**TASK OBJECTIVE**
Give the listing again exactly, omitting its images.
----------------
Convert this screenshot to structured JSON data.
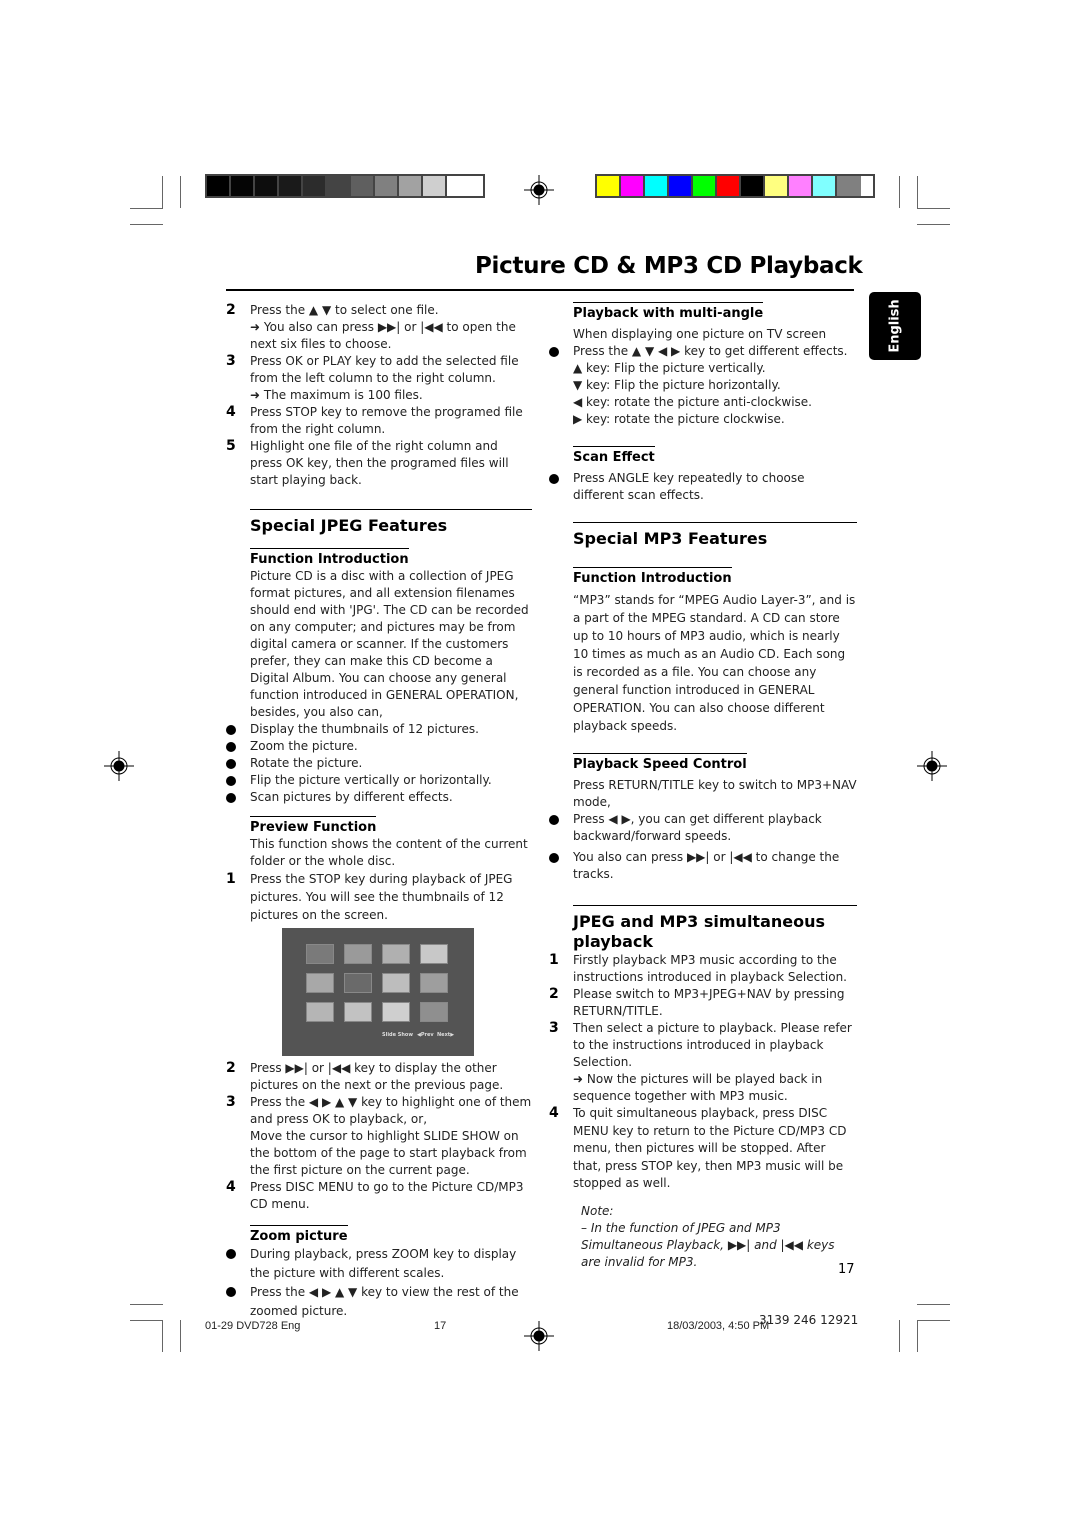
{
  "header": {
    "title": "Picture CD & MP3 CD Playback",
    "gray_strip": [
      "#000000",
      "#050505",
      "#0d0d0d",
      "#1a1a1a",
      "#2c2c2c",
      "#444444",
      "#5f5f5f",
      "#808080",
      "#a2a2a2",
      "#cfcfcf",
      "#ffffff"
    ],
    "color_strip": [
      "#ffff00",
      "#ff00ff",
      "#00ffff",
      "#0000ff",
      "#00ff00",
      "#ff0000",
      "#000000",
      "#ffff80",
      "#ff80ff",
      "#80ffff",
      "#808080"
    ]
  },
  "language_tab": "English",
  "left": {
    "intro_steps": [
      {
        "num": "2",
        "text": "Press the ▲ ▼  to select one file.",
        "sub": "➜ You also can press ▶▶| or |◀◀ to open the next six files to choose."
      },
      {
        "num": "3",
        "text": "Press OK or PLAY key to add the selected file from the left column to the right column.",
        "sub": "➜ The maximum is 100 files."
      },
      {
        "num": "4",
        "text": "Press STOP key to remove the programed file from the right column.",
        "sub": ""
      },
      {
        "num": "5",
        "text": "Highlight one file of the right column and press OK key, then the programed files will start playing back.",
        "sub": ""
      }
    ],
    "jpeg_section": {
      "heading": "Special JPEG Features",
      "func_intro_heading": "Function Introduction",
      "func_intro_text": "Picture CD is a disc with a collection of JPEG format pictures, and all extension filenames should end with 'JPG'. The CD can be recorded on any computer; and pictures may be from digital camera or scanner. If the customers prefer, they can make this CD become a Digital Album. You can choose any general function introduced in GENERAL OPERATION, besides, you also can,",
      "bullets": [
        "Display the thumbnails of 12 pictures.",
        "Zoom the picture.",
        "Rotate the picture.",
        "Flip the picture vertically or horizontally.",
        "Scan pictures by different effects."
      ],
      "preview_heading": "Preview Function",
      "preview_text": "This function shows the content of the current folder or the whole disc.",
      "preview_step1": {
        "num": "1",
        "text": "Press the STOP key during playback of JPEG pictures. You will see the thumbnails of 12 pictures on the screen."
      },
      "screen_labels": {
        "slide_show": "Slide Show",
        "prev": "◀Prev",
        "next": "Next▶"
      },
      "preview_steps": [
        {
          "num": "2",
          "text": "Press ▶▶| or |◀◀ key to display the other pictures on the next or the previous page."
        },
        {
          "num": "3",
          "text": "Press the ◀ ▶ ▲ ▼ key to highlight one of them and press OK to playback, or,",
          "extra": "Move the cursor  to highlight SLIDE SHOW on the bottom of the page to start playback from the first picture on the current page."
        },
        {
          "num": "4",
          "text": "Press DISC MENU to go to the Picture CD/MP3 CD menu."
        }
      ],
      "zoom_heading": "Zoom picture",
      "zoom_bullets": [
        "During playback, press ZOOM key to display the picture with different scales.",
        "Press the ◀ ▶ ▲ ▼ key to view the rest of  the zoomed picture."
      ]
    }
  },
  "right": {
    "multi_angle": {
      "heading": "Playback with multi-angle",
      "intro": "When displaying one picture on TV screen",
      "bullet": "Press the ▲ ▼ ◀ ▶  key to get different effects.",
      "keys": [
        "▲ key: Flip the picture vertically.",
        "▼ key: Flip the picture horizontally.",
        "◀ key: rotate the picture anti-clockwise.",
        "▶ key: rotate the picture clockwise."
      ]
    },
    "scan_effect": {
      "heading": "Scan Effect",
      "bullet": "Press ANGLE key repeatedly to choose different scan effects."
    },
    "mp3_section": {
      "heading": "Special MP3 Features",
      "func_intro_heading": "Function Introduction",
      "func_intro_text": "“MP3” stands for “MPEG Audio Layer-3”, and is a part of the MPEG standard. A CD can store up to 10 hours of MP3 audio, which is nearly 10 times as much as an Audio CD. Each song is recorded as a file. You can choose any general function introduced in GENERAL OPERATION. You can also choose different playback speeds.",
      "speed_heading": "Playback Speed Control",
      "speed_text": "Press RETURN/TITLE key to switch to MP3+NAV mode,",
      "speed_bullets": [
        "Press ◀ ▶, you can get different playback backward/forward speeds.",
        "You also can press ▶▶| or |◀◀ to change the tracks."
      ]
    },
    "simul": {
      "heading": "JPEG and MP3 simultaneous playback",
      "steps": [
        {
          "num": "1",
          "text": "Firstly playback MP3 music according to the instructions introduced in playback Selection.",
          "sub": ""
        },
        {
          "num": "2",
          "text": "Please switch to MP3+JPEG+NAV by pressing RETURN/TITLE.",
          "sub": ""
        },
        {
          "num": "3",
          "text": "Then select a picture to playback. Please refer to the instructions introduced in playback Selection.",
          "sub": "➜  Now the pictures will be played back in sequence together with MP3 music."
        },
        {
          "num": "4",
          "text": "To quit simultaneous playback, press DISC MENU key to return to the Picture CD/MP3 CD menu, then pictures will be stopped. After that, press STOP key, then MP3 music will be stopped as well.",
          "sub": ""
        }
      ],
      "note_label": "Note:",
      "note_text": "–   In the function of JPEG and MP3 Simultaneous Playback, ▶▶| and |◀◀ keys are invalid for MP3."
    }
  },
  "page_number": "17",
  "footer": {
    "file": "01-29 DVD728 Eng",
    "page": "17",
    "timestamp": "18/03/2003, 4:50 PM",
    "code": "3139 246 12921"
  }
}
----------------
**SOLUTION FOR THIS PROBLEM**
Convert this screenshot to structured JSON data.
{
  "header": {
    "title": "Picture CD & MP3 CD Playback",
    "gray_strip": [
      "#000000",
      "#050505",
      "#0d0d0d",
      "#1a1a1a",
      "#2c2c2c",
      "#444444",
      "#5f5f5f",
      "#808080",
      "#a2a2a2",
      "#cfcfcf",
      "#ffffff"
    ],
    "color_strip": [
      "#ffff00",
      "#ff00ff",
      "#00ffff",
      "#0000ff",
      "#00ff00",
      "#ff0000",
      "#000000",
      "#ffff80",
      "#ff80ff",
      "#80ffff",
      "#808080"
    ]
  },
  "language_tab": "English",
  "left": {
    "intro_steps": [
      {
        "num": "2",
        "text": "Press the ▲ ▼  to select one file.",
        "sub": "➜ You also can press ▶▶| or |◀◀ to open the next six files to choose."
      },
      {
        "num": "3",
        "text": "Press OK or PLAY key to add the selected file from the left column to the right column.",
        "sub": "➜ The maximum is 100 files."
      },
      {
        "num": "4",
        "text": "Press STOP key to remove the programed file from the right column.",
        "sub": ""
      },
      {
        "num": "5",
        "text": "Highlight one file of the right column and press OK key, then the programed files will start playing back.",
        "sub": ""
      }
    ],
    "jpeg_section": {
      "heading": "Special JPEG Features",
      "func_intro_heading": "Function Introduction",
      "func_intro_text": "Picture CD is a disc with a collection of JPEG format pictures, and all extension filenames should end with 'JPG'. The CD can be recorded on any computer; and pictures may be from digital camera or scanner. If the customers prefer, they can make this CD become a Digital Album. You can choose any general function introduced in GENERAL OPERATION, besides, you also can,",
      "bullets": [
        "Display the thumbnails of 12 pictures.",
        "Zoom the picture.",
        "Rotate the picture.",
        "Flip the picture vertically or horizontally.",
        "Scan pictures by different effects."
      ],
      "preview_heading": "Preview Function",
      "preview_text": "This function shows the content of the current folder or the whole disc.",
      "preview_step1": {
        "num": "1",
        "text": "Press the STOP key during playback of JPEG pictures. You will see the thumbnails of 12 pictures on the screen."
      },
      "screen_labels": {
        "slide_show": "Slide Show",
        "prev": "◀Prev",
        "next": "Next▶"
      },
      "preview_steps": [
        {
          "num": "2",
          "text": "Press ▶▶| or |◀◀ key to display the other pictures on the next or the previous page."
        },
        {
          "num": "3",
          "text": "Press the ◀ ▶ ▲ ▼ key to highlight one of them and press OK to playback, or,",
          "extra": "Move the cursor  to highlight SLIDE SHOW on the bottom of the page to start playback from the first picture on the current page."
        },
        {
          "num": "4",
          "text": "Press DISC MENU to go to the Picture CD/MP3 CD menu."
        }
      ],
      "zoom_heading": "Zoom picture",
      "zoom_bullets": [
        "During playback, press ZOOM key to display the picture with different scales.",
        "Press the ◀ ▶ ▲ ▼ key to view the rest of  the zoomed picture."
      ]
    }
  },
  "right": {
    "multi_angle": {
      "heading": "Playback with multi-angle",
      "intro": "When displaying one picture on TV screen",
      "bullet": "Press the ▲ ▼ ◀ ▶  key to get different effects.",
      "keys": [
        "▲ key: Flip the picture vertically.",
        "▼ key: Flip the picture horizontally.",
        "◀ key: rotate the picture anti-clockwise.",
        "▶ key: rotate the picture clockwise."
      ]
    },
    "scan_effect": {
      "heading": "Scan Effect",
      "bullet": "Press ANGLE key repeatedly to choose different scan effects."
    },
    "mp3_section": {
      "heading": "Special MP3 Features",
      "func_intro_heading": "Function Introduction",
      "func_intro_text": "“MP3” stands for “MPEG Audio Layer-3”, and is a part of the MPEG standard. A CD can store up to 10 hours of MP3 audio, which is nearly 10 times as much as an Audio CD. Each song is recorded as a file. You can choose any general function introduced in GENERAL OPERATION. You can also choose different playback speeds.",
      "speed_heading": "Playback Speed Control",
      "speed_text": "Press RETURN/TITLE key to switch to MP3+NAV mode,",
      "speed_bullets": [
        "Press ◀ ▶, you can get different playback backward/forward speeds.",
        "You also can press ▶▶| or |◀◀ to change the tracks."
      ]
    },
    "simul": {
      "heading": "JPEG and MP3 simultaneous playback",
      "steps": [
        {
          "num": "1",
          "text": "Firstly playback MP3 music according to the instructions introduced in playback Selection.",
          "sub": ""
        },
        {
          "num": "2",
          "text": "Please switch to MP3+JPEG+NAV by pressing RETURN/TITLE.",
          "sub": ""
        },
        {
          "num": "3",
          "text": "Then select a picture to playback. Please refer to the instructions introduced in playback Selection.",
          "sub": "➜  Now the pictures will be played back in sequence together with MP3 music."
        },
        {
          "num": "4",
          "text": "To quit simultaneous playback, press DISC MENU key to return to the Picture CD/MP3 CD menu, then pictures will be stopped. After that, press STOP key, then MP3 music will be stopped as well.",
          "sub": ""
        }
      ],
      "note_label": "Note:",
      "note_text": "–   In the function of JPEG and MP3 Simultaneous Playback, ▶▶| and |◀◀ keys are invalid for MP3."
    }
  },
  "page_number": "17",
  "footer": {
    "file": "01-29 DVD728 Eng",
    "page": "17",
    "timestamp": "18/03/2003, 4:50 PM",
    "code": "3139 246 12921"
  }
}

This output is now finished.